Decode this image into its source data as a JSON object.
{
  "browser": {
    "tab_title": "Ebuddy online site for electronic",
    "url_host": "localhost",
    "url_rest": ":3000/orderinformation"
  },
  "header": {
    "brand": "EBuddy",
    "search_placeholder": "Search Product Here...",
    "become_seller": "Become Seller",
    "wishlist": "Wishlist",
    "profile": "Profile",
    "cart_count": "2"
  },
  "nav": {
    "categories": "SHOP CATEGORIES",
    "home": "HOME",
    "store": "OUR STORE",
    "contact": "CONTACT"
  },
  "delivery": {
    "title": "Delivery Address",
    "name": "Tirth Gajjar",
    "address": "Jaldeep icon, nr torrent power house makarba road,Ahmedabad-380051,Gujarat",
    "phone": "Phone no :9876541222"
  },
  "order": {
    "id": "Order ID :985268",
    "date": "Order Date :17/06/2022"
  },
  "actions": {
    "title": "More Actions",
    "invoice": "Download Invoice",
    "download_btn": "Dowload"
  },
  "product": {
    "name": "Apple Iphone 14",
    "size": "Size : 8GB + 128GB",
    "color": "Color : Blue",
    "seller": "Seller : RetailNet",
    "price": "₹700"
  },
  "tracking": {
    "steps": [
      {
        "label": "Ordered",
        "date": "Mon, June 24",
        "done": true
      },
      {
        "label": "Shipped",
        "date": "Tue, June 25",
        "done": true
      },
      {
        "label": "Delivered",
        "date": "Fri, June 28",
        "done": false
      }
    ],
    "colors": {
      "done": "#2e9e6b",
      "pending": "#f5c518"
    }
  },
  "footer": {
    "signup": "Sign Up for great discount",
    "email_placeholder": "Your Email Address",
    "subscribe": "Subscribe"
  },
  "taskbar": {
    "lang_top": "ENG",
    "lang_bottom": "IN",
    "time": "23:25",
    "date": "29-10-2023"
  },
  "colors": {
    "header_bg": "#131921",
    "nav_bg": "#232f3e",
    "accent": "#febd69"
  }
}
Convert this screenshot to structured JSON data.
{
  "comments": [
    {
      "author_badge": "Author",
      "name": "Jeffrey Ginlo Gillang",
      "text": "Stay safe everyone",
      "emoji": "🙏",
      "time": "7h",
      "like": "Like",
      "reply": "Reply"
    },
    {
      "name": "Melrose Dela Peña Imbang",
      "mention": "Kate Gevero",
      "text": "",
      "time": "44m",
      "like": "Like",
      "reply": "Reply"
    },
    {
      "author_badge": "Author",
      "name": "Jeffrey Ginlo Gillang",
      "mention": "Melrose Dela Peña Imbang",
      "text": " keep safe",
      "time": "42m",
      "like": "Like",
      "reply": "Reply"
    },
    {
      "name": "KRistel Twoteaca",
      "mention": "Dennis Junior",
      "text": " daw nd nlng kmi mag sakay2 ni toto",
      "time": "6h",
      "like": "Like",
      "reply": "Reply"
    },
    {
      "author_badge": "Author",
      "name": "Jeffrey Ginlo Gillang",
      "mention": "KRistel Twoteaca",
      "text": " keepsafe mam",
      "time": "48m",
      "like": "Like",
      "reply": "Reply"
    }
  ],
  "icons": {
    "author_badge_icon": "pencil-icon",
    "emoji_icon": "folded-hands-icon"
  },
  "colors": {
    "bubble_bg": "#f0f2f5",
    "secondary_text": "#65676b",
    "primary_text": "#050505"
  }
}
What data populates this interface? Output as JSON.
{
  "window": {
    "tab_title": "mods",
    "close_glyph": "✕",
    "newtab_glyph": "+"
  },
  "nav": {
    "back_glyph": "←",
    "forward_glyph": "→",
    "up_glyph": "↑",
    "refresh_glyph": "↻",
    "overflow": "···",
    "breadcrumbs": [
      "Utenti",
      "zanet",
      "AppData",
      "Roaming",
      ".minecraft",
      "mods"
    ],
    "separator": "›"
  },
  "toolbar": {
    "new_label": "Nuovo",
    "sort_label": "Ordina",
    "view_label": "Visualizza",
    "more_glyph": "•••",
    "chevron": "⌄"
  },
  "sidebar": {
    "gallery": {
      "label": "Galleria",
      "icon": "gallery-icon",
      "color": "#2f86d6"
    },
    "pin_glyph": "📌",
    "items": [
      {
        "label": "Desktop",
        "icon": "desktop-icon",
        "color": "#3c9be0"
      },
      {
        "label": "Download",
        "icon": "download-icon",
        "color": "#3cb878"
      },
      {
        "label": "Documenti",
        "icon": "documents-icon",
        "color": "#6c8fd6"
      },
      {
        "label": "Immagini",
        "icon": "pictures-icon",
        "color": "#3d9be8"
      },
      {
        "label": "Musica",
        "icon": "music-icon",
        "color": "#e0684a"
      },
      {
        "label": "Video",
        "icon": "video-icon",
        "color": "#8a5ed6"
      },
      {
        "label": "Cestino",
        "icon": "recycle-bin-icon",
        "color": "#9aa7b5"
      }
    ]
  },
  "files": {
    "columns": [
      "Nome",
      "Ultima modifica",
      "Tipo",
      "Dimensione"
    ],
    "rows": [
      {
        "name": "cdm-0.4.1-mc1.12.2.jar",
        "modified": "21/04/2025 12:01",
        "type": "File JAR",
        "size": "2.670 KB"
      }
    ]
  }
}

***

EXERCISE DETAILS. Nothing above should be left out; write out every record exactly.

REPLY.
Decode this image into its source data as a JSON object.
{
  "browser": {
    "tab_title": "Ebuddy online site for electronic",
    "url_host": "localhost",
    "url_rest": ":3000/orderinformation"
  },
  "header": {
    "brand": "EBuddy",
    "search_placeholder": "Search Product Here...",
    "become_seller": "Become Seller",
    "wishlist": "Wishlist",
    "profile": "Profile",
    "cart_count": "2"
  },
  "nav": {
    "categories": "SHOP CATEGORIES",
    "home": "HOME",
    "store": "OUR STORE",
    "contact": "CONTACT"
  },
  "delivery": {
    "title": "Delivery Address",
    "name": "Tirth Gajjar",
    "address": "Jaldeep icon, nr torrent power house makarba road,Ahmedabad-380051,Gujarat",
    "phone": "Phone no :9876541222"
  },
  "order": {
    "id": "Order ID :985268",
    "date": "Order Date :17/06/2022"
  },
  "actions": {
    "title": "More Actions",
    "invoice": "Download Invoice",
    "download_btn": "Dowload"
  },
  "product": {
    "name": "Apple Iphone 14",
    "size": "Size : 8GB + 128GB",
    "color": "Color : Blue",
    "seller": "Seller : RetailNet",
    "price": "₹700"
  },
  "tracking": {
    "steps": [
      {
        "label": "Ordered",
        "date": "Mon, June 24",
        "done": true
      },
      {
        "label": "Shipped",
        "date": "Tue, June 25",
        "done": true
      },
      {
        "label": "Delivered",
        "date": "Fri, June 28",
        "done": false
      }
    ],
    "colors": {
      "done": "#2e9e6b",
      "pending": "#f5c518"
    }
  },
  "footer": {
    "signup": "Sign Up for great discount",
    "email_placeholder": "Your Email Address",
    "subscribe": "Subscribe"
  },
  "taskbar": {
    "lang_top": "ENG",
    "lang_bottom": "IN",
    "time": "23:25",
    "date": "29-10-2023"
  },
  "colors": {
    "header_bg": "#131921",
    "nav_bg": "#232f3e",
    "accent": "#febd69"
  }
}
Convert this screenshot to structured JSON data.
{
  "comments": [
    {
      "author_badge": "Author",
      "name": "Jeffrey Ginlo Gillang",
      "text": "Stay safe everyone",
      "emoji": "🙏",
      "time": "7h",
      "like": "Like",
      "reply": "Reply"
    },
    {
      "name": "Melrose Dela Peña Imbang",
      "mention": "Kate Gevero",
      "text": "",
      "time": "44m",
      "like": "Like",
      "reply": "Reply"
    },
    {
      "author_badge": "Author",
      "name": "Jeffrey Ginlo Gillang",
      "mention": "Melrose Dela Peña Imbang",
      "text": " keep safe",
      "time": "42m",
      "like": "Like",
      "reply": "Reply"
    },
    {
      "name": "KRistel Twoteaca",
      "mention": "Dennis Junior",
      "text": " daw nd nlng kmi mag sakay2 ni toto",
      "time": "6h",
      "like": "Like",
      "reply": "Reply"
    },
    {
      "author_badge": "Author",
      "name": "Jeffrey Ginlo Gillang",
      "mention": "KRistel Twoteaca",
      "text": " keepsafe mam",
      "time": "48m",
      "like": "Like",
      "reply": "Reply"
    }
  ],
  "icons": {
    "author_badge_icon": "pencil-icon",
    "emoji_icon": "folded-hands-icon"
  },
  "colors": {
    "bubble_bg": "#f0f2f5",
    "secondary_text": "#65676b",
    "primary_text": "#050505"
  }
}
What data populates this interface? Output as JSON.
{
  "window": {
    "tab_title": "mods",
    "close_glyph": "✕",
    "newtab_glyph": "+"
  },
  "nav": {
    "back_glyph": "←",
    "forward_glyph": "→",
    "up_glyph": "↑",
    "refresh_glyph": "↻",
    "overflow": "···",
    "breadcrumbs": [
      "Utenti",
      "zanet",
      "AppData",
      "Roaming",
      ".minecraft",
      "mods"
    ],
    "separator": "›"
  },
  "toolbar": {
    "new_label": "Nuovo",
    "sort_label": "Ordina",
    "view_label": "Visualizza",
    "more_glyph": "•••",
    "chevron": "⌄"
  },
  "sidebar": {
    "gallery": {
      "label": "Galleria",
      "icon": "gallery-icon",
      "color": "#2f86d6"
    },
    "pin_glyph": "📌",
    "items": [
      {
        "label": "Desktop",
        "icon": "desktop-icon",
        "color": "#3c9be0"
      },
      {
        "label": "Download",
        "icon": "download-icon",
        "color": "#3cb878"
      },
      {
        "label": "Documenti",
        "icon": "documents-icon",
        "color": "#6c8fd6"
      },
      {
        "label": "Immagini",
        "icon": "pictures-icon",
        "color": "#3d9be8"
      },
      {
        "label": "Musica",
        "icon": "music-icon",
        "color": "#e0684a"
      },
      {
        "label": "Video",
        "icon": "video-icon",
        "color": "#8a5ed6"
      },
      {
        "label": "Cestino",
        "icon": "recycle-bin-icon",
        "color": "#9aa7b5"
      }
    ]
  },
  "files": {
    "columns": [
      "Nome",
      "Ultima modifica",
      "Tipo",
      "Dimensione"
    ],
    "rows": [
      {
        "name": "cdm-0.4.1-mc1.12.2.jar",
        "modified": "21/04/2025 12:01",
        "type": "File JAR",
        "size": "2.670 KB"
      }
    ]
  }
}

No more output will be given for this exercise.